Al Balmer
Sun City, AZ


Not having seen the picture, I personally would try to save both the
crystals for making pendants and the solid sections for the cabs.
you might even go so far as to try to get some of the solid with the
crystals - that way you could put a “cap” on the polished rough and
have the crystals coming out of it but hanging downward.

laurie kern
Adventures of An Aspiring Silversmith


there are two things you could do that I can think of
offhand…firstly, don’t destroy the drusy/crystals! These are
popular these days!

i would suggest either dividing up the geode into smaller, nearly
flat sections (for example, triangular wedges)…If the pale quartz
is 2 inches thick, you could then use a trim saw to cut away the
crystal part with about 1/4 inch of base.
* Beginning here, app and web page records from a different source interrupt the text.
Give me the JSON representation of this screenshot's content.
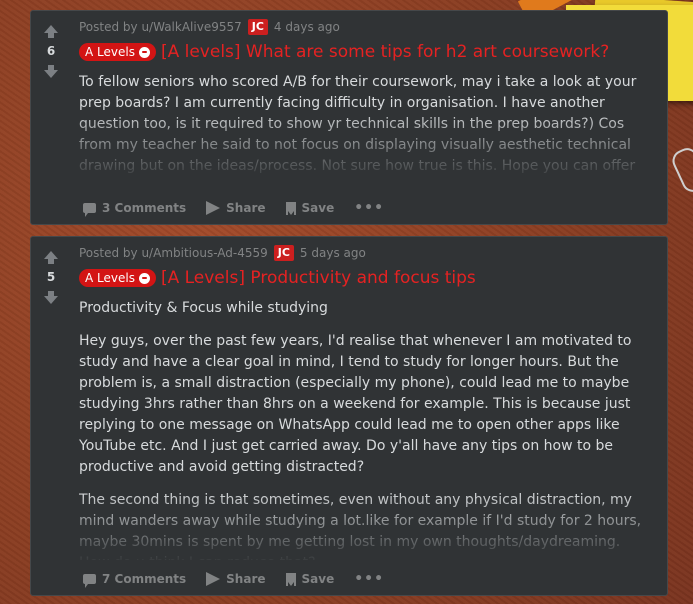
{
  "posts": [
    {
      "score": "6",
      "meta": {
        "posted_by": "Posted by u/WalkAlive9557",
        "user_flair": "JC",
        "time": "4 days ago"
      },
      "flair": "A Levels",
      "title": "[A levels] What are some tips for h2 art coursework?",
      "paragraphs": [
        "To fellow seniors who scored A/B for their coursework, may i take a look at your prep boards? I am currently facing difficulty in organisation. I have another question too, is it required to show yr technical skills in the prep boards?) Cos from my teacher he said to not focus on displaying visually aesthetic technical drawing but on the ideas/process. Not sure how true is this. Hope you can offer some tips as well, thanks!"
      ],
      "actions": {
        "comments": "3 Comments",
        "share": "Share",
        "save": "Save",
        "more": "•••"
      }
    },
    {
      "score": "5",
      "meta": {
        "posted_by": "Posted by u/Ambitious-Ad-4559",
        "user_flair": "JC",
        "time": "5 days ago"
      },
      "flair": "A Levels",
      "title": "[A Levels] Productivity and focus tips",
      "paragraphs": [
        "Productivity & Focus while studying",
        "Hey guys, over the past few years, I'd realise that whenever I am motivated to study and have a clear goal in mind, I tend to study for longer hours. But the problem is, a small distraction (especially my phone), could lead me to maybe studying 3hrs rather than 8hrs on a weekend for example. This is because just replying to one message on WhatsApp could lead me to open other apps like YouTube etc. And I just get carried away. Do y'all have any tips on how to be productive and avoid getting distracted?",
        "The second thing is that sometimes, even without any physical distraction, my mind wanders away while studying a lot.like for example if I'd study for 2 hours, maybe 30mins is spent by me getting lost in my own thoughts/daydreaming. How do u think I can reduce that?"
      ],
      "actions": {
        "comments": "7 Comments",
        "share": "Share",
        "save": "Save",
        "more": "•••"
      }
    }
  ]
}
The edges of the drusy slab
could be smoothed as well as the back side. Then, the rest of the
base could be cabbed as solid amethyst material.

Otherwise, you could make slices from the geode, which would make
rings of material, at least from the central area. You could then
slice up the rings to make what would be a cross section of the
material, with crystals visible on the bottom of it. Polish both
sides of the slice…it would be kind of like making a tongue with
crystals on the end…grind away the rough outer shell. If it’s thin
enough, you should get light passing through the amethyst base as
well as the crystals. Don’t make it too thin though, as you may loose
your color.

Hope that helps…



Andrew without actually seeing the piece it’s hard to say but if you
look at the geode there are possibly sections of drusy which would
make drusy cabs. The sectons with the crystals might be cut in a
cross section to the geode then shaped on the bottoms to give a cab
you can bezel on the bottom or use tabs or? and get some interesting
crystals which would lay more flat on a piece.

Dave Owen